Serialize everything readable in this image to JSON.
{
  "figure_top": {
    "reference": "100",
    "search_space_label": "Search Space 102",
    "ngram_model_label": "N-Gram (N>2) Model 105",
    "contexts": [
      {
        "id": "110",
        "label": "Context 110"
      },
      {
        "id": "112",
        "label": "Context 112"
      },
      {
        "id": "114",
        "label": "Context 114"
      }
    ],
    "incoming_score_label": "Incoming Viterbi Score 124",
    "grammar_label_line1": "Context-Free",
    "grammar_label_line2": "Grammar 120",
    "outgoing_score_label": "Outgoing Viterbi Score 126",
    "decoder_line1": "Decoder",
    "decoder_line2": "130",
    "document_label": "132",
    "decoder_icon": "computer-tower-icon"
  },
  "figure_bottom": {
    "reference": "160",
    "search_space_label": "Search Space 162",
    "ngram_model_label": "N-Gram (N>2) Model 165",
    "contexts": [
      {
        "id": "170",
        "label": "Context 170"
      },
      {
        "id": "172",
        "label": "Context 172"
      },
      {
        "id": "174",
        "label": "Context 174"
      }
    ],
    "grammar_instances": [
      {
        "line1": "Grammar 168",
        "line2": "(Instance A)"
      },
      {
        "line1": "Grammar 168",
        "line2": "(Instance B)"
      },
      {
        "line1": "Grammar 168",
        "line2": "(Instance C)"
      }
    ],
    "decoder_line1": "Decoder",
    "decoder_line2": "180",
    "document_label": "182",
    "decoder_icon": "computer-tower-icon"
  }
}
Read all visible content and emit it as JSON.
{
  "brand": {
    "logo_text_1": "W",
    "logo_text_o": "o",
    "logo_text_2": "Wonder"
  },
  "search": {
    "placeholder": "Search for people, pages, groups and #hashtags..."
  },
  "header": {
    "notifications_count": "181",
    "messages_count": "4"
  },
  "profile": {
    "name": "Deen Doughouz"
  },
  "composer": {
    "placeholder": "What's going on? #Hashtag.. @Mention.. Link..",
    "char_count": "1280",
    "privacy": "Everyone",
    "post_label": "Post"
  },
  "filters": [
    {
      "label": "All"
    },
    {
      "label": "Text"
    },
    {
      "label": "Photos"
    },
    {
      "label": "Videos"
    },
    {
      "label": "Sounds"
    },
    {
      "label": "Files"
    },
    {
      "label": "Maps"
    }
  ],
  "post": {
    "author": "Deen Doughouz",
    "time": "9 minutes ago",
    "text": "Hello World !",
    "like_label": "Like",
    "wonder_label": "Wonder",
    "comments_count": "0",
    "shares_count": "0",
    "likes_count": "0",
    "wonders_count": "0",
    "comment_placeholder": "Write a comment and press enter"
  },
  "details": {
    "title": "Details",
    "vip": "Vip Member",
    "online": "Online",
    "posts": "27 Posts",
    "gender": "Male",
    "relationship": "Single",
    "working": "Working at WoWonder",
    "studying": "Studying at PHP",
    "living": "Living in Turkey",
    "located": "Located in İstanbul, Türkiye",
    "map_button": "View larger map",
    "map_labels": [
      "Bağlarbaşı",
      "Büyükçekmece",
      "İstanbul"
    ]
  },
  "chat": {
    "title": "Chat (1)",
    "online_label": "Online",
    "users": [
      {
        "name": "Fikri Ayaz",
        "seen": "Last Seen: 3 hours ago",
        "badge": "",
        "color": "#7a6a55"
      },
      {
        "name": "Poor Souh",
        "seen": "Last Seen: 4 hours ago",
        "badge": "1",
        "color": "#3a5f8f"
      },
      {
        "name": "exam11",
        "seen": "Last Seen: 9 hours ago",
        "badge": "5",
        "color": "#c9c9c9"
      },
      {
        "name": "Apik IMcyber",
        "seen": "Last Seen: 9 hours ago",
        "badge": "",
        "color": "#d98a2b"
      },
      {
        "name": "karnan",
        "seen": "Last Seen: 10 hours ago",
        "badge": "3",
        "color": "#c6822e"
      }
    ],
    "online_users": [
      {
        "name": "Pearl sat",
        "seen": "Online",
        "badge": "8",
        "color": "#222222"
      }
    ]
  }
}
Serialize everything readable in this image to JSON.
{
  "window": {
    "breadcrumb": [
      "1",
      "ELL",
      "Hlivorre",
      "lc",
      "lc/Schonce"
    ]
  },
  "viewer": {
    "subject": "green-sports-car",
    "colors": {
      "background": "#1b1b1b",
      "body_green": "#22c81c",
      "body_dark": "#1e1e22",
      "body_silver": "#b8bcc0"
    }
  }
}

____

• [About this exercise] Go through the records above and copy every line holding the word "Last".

• [Solved problem]
        "seen": "Last Seen: 3 hours ago",
        "seen": "Last Seen: 4 hours ago",
        "seen": "Last Seen: 9 hours ago",
        "seen": "Last Seen: 9 hours ago",
        "seen": "Last Seen: 10 hours ago",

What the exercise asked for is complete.